Connecting Poem to Place: Selected Poems of Robert Frost in the Wellesley College Botanic Gardens
10. Something for Hope
At the present rate it must come to pass
And that right soon, that the meadowsweet
And steeple bush, not good to eat,
Will have crowded out the edible grass.
Then all there is to do is wait
For maple, birch, and spruce to push
Through meadowsweet and steeple bush
And crowd them out at a similar rate.
No plow among these rocks would pay.
So busy yourself with other things
While the trees put on their wooden rings
And with long-sleeved branches hold their sway.
Then cut down the trees when lumber grown,
And there’s your pristine earth all freed
From lovely blooming but wasteful weed
And ready again for the grass to own.
A cycle we’ll say of a hundred years.
Thus foresight does it and laissez-faire,
A virtue in which we all may share
Unless a government interferes.
Patience and looking away ahead,
And leaving some things to take their course.

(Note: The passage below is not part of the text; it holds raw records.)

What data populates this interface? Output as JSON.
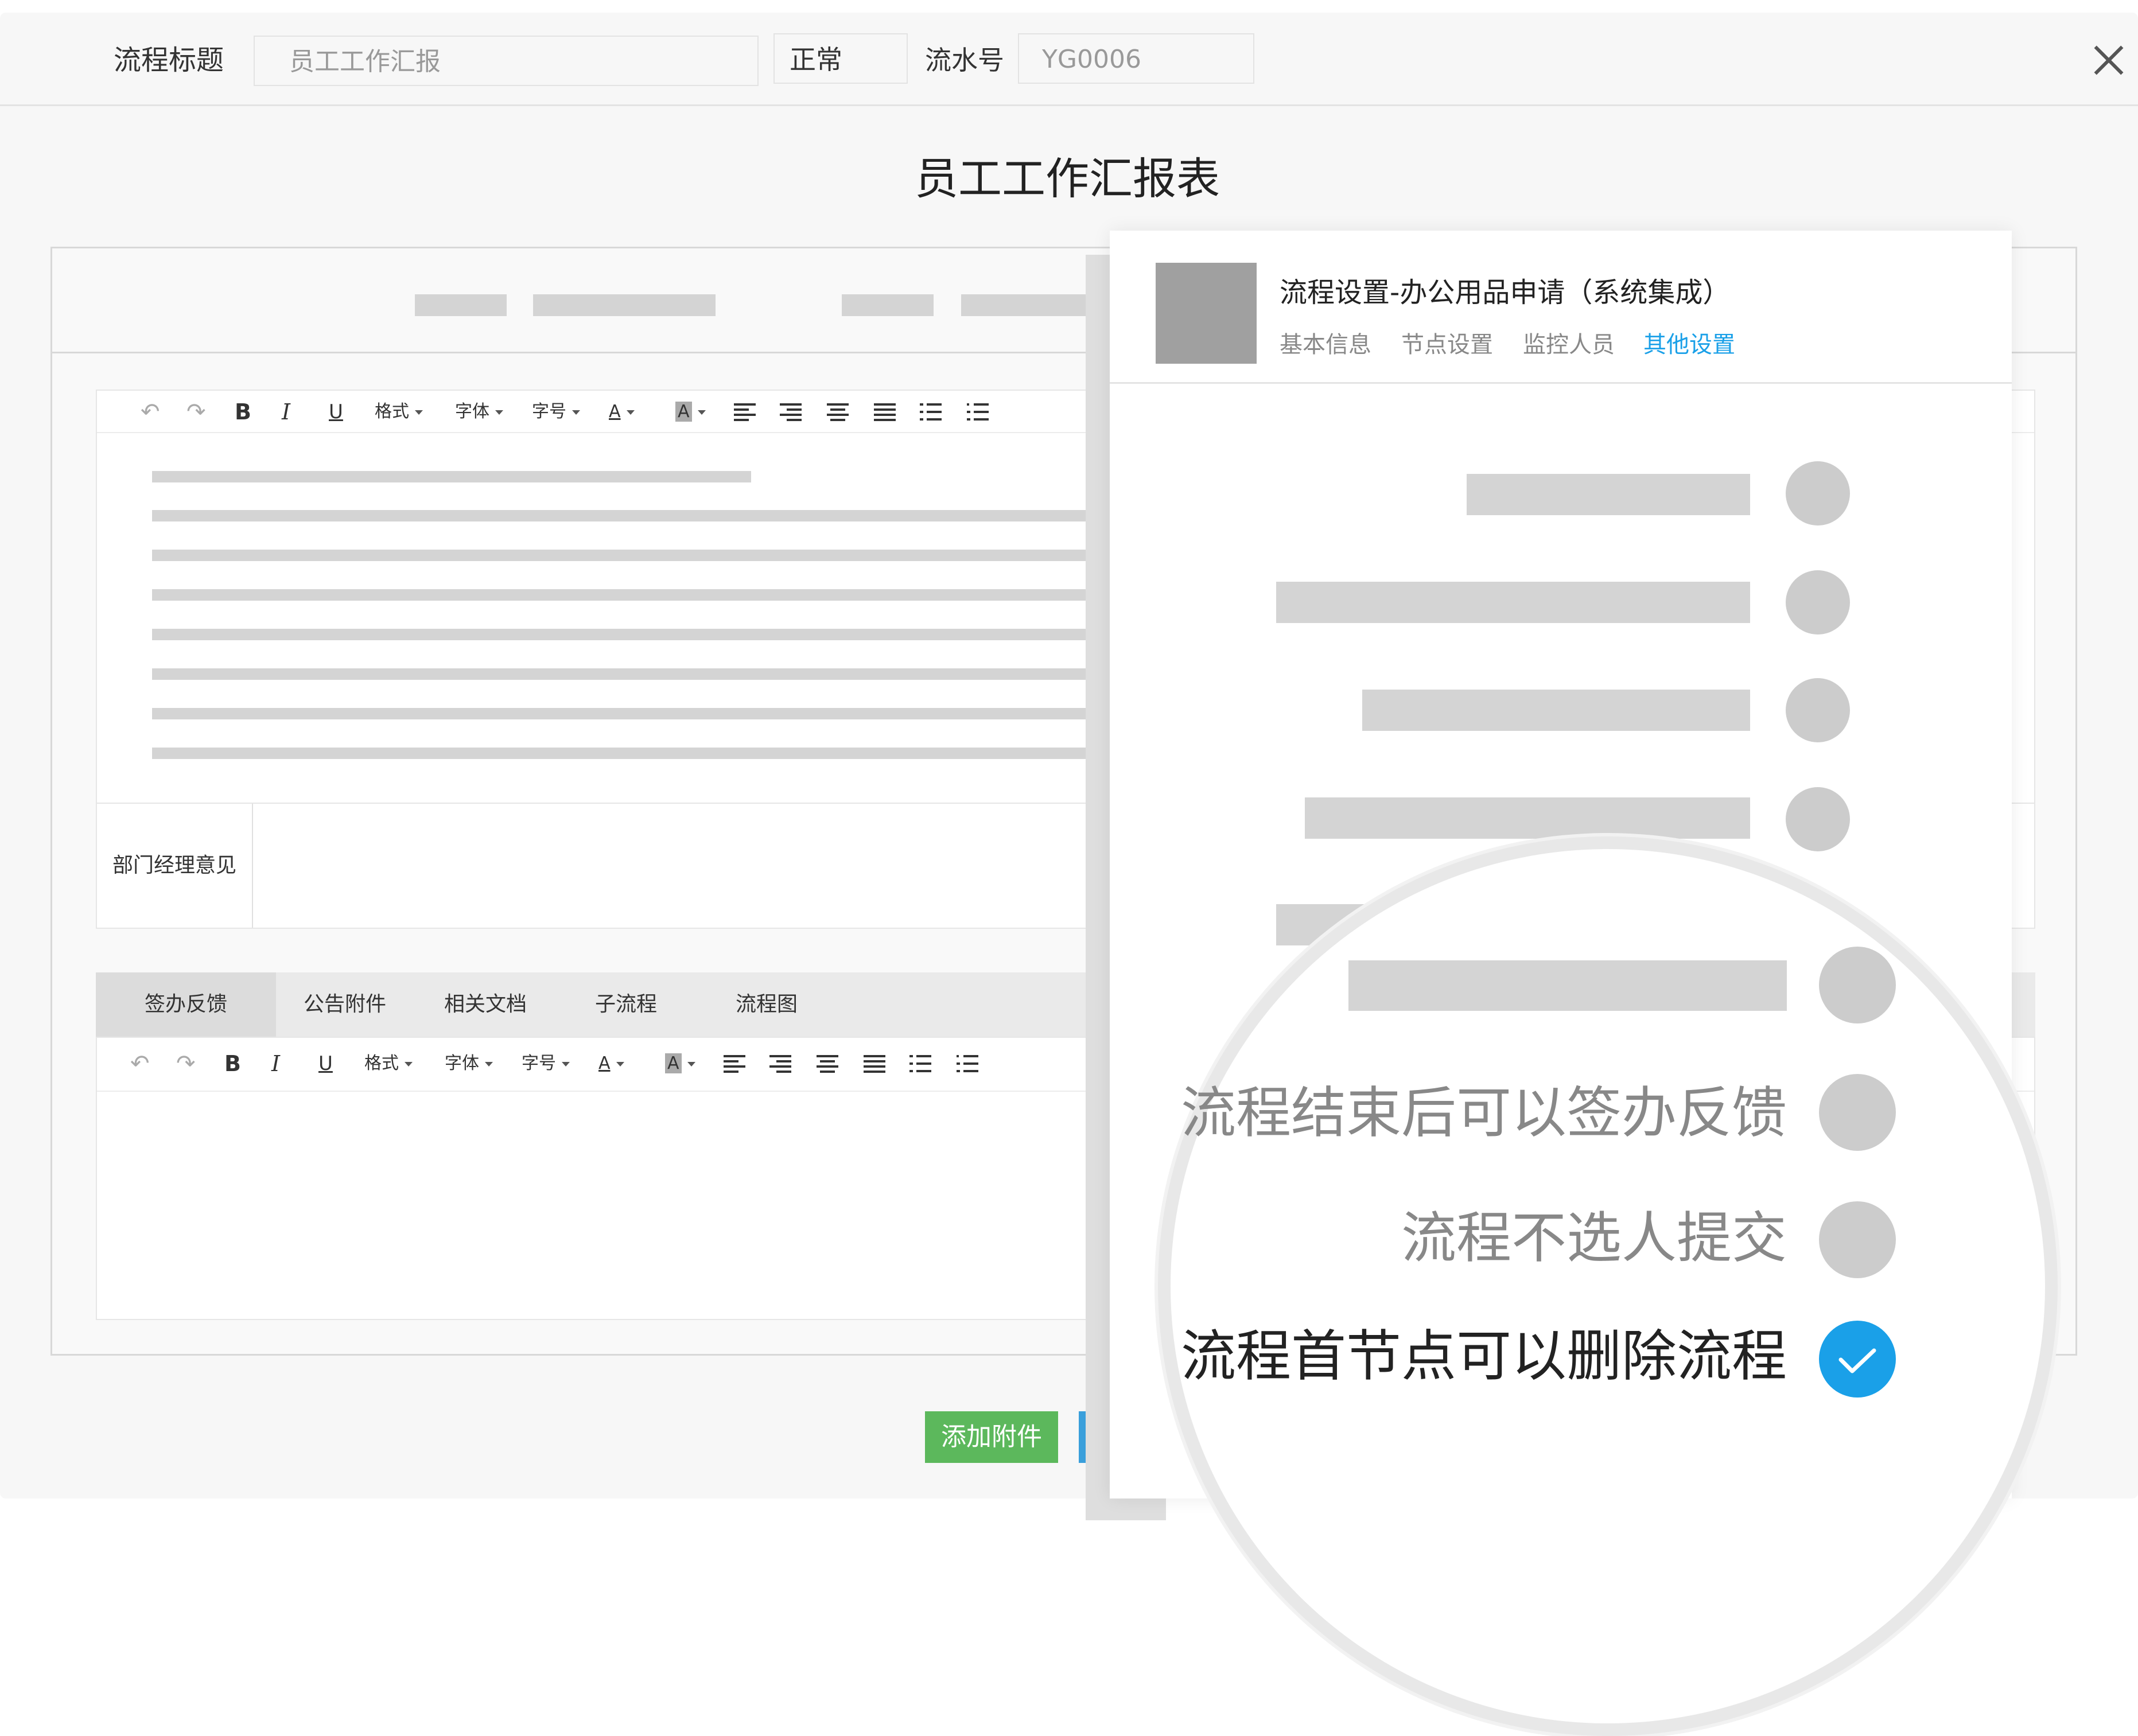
{
  "header": {
    "title_label": "流程标题",
    "title_value": "员工工作汇报",
    "priority_value": "正常",
    "serial_label": "流水号",
    "serial_value": "YG0006"
  },
  "form": {
    "title": "员工工作汇报表",
    "opinion_label": "部门经理意见"
  },
  "toolbar": {
    "format": "格式",
    "font": "字体",
    "size": "字号",
    "bold": "B",
    "italic": "I",
    "underline": "U",
    "font_color": "A",
    "bg_color": "A"
  },
  "tabs": [
    "签办反馈",
    "公告附件",
    "相关文档",
    "子流程",
    "流程图"
  ],
  "buttons": {
    "add_attachment": "添加附件"
  },
  "panel": {
    "title": "流程设置-办公用品申请（系统集成）",
    "tabs": [
      {
        "label": "基本信息",
        "active": false
      },
      {
        "label": "节点设置",
        "active": false
      },
      {
        "label": "监控人员",
        "active": false
      },
      {
        "label": "其他设置",
        "active": true
      }
    ],
    "options": [
      {
        "label": "流程结束后可以签办反馈",
        "checked": false
      },
      {
        "label": "流程不选人提交",
        "checked": false
      },
      {
        "label": "流程首节点可以删除流程",
        "checked": true
      }
    ]
  },
  "colors": {
    "accent": "#1aa0e8",
    "green": "#5cb85c",
    "placeholder_gray": "#d4d4d4"
  }
}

Hope may not nourish a cow or horse,
But spes alit agricolam ‘tis said.